eye in their fluctuation not their date of production and design or philosophical considerations.
Here are 2 more wonderful Colflesh designs from the Circa 70 series:
Colflesh Delta Bowl from the Circa 70 series for Gorham, 1960, sterling silver and ebony, 5" x 12"x 12"
Colflesh Contour Bowl from the Circa 70 series for Gorham, 1958, sterling silver, 7.5" x 7.75" x 6.5"
And one does not have to spend a great
deal to achieve a modern silver look. Silver is available at all price points; it is just having a good eye
and a degree of taste to find interesting pieces to impart the look you are
trying to achieve. And of course there is always silverplate which is
often at a lower price point as well.

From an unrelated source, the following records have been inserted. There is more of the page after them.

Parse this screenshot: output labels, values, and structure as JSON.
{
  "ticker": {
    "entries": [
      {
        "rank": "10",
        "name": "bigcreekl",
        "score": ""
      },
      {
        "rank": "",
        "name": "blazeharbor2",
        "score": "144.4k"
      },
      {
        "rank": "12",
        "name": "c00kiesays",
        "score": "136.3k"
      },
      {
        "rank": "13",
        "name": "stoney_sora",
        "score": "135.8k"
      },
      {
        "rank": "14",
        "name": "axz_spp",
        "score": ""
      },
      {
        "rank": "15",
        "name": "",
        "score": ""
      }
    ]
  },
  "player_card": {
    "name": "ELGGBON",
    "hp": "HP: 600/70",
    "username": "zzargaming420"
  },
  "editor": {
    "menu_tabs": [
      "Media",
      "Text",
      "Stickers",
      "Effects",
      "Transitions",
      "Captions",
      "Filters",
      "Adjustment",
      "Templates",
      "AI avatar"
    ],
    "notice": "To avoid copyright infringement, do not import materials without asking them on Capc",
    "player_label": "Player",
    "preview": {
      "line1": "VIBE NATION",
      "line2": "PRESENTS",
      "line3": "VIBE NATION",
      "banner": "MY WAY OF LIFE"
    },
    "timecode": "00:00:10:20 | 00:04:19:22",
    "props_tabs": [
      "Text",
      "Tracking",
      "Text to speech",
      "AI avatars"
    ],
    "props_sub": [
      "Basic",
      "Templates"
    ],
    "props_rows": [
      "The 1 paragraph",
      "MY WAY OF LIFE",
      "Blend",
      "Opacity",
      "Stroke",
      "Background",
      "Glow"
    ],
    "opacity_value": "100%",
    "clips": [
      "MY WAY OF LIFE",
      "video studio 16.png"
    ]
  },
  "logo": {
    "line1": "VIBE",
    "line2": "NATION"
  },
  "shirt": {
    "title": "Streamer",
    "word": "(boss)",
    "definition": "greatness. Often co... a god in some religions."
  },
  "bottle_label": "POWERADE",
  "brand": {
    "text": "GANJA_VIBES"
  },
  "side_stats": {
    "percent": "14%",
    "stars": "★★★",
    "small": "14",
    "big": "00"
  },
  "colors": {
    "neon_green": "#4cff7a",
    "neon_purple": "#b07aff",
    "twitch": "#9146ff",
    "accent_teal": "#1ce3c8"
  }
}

The silverplate designs of John Prip for Reed & Barton can be found especially at auction at reasonable prices. Prip combined Danish design and harmony with the American desire for innovation. This dynamic is demonstrated by his silverplate Dimension tea and coffee service with a tray with a black lacquer inset made for Reed & Barton. The fluid, organic and bulbous nature of this set standing in contrast to the black lacquer ground of the tray is pleasing and modern at the same time.
Prip continued this modern, organic dynamic in the following 2 pieces of holloware: a circa 1950 7" tall sterling candlestick and a circa 1960 sterling and nickel 6" tall lidded box. The candlestick stands on 4 legs that continue seamlessly into the shaft of the stick and resemble like the split ends of a branch. The cover of the box is sprouting some out of this world sterling fronds.
Silver is not obsolete or archaic or useless. It is
about the pieces you find and how you put them together and use them in your
particular setting. And care for silver is not hard or frustrating; it
just requires a little effort and forethought. So get out there and find some
great silver whether you want a modern look like the designs of Prip and Colflesh or you are interested in Aesthetic
silver or Neo-classical silver or Arts & Crafts silver or so on and so on…
Until next time.
Kelly T Keating
If you would like my help in finding a silver item or items for your home and table, please contact me at [email protected] and check out the Services page of my website to see how I work with clients.
If you have some silver and need an appraisal of your pieces for insurance, estate or donation etc, please contact me.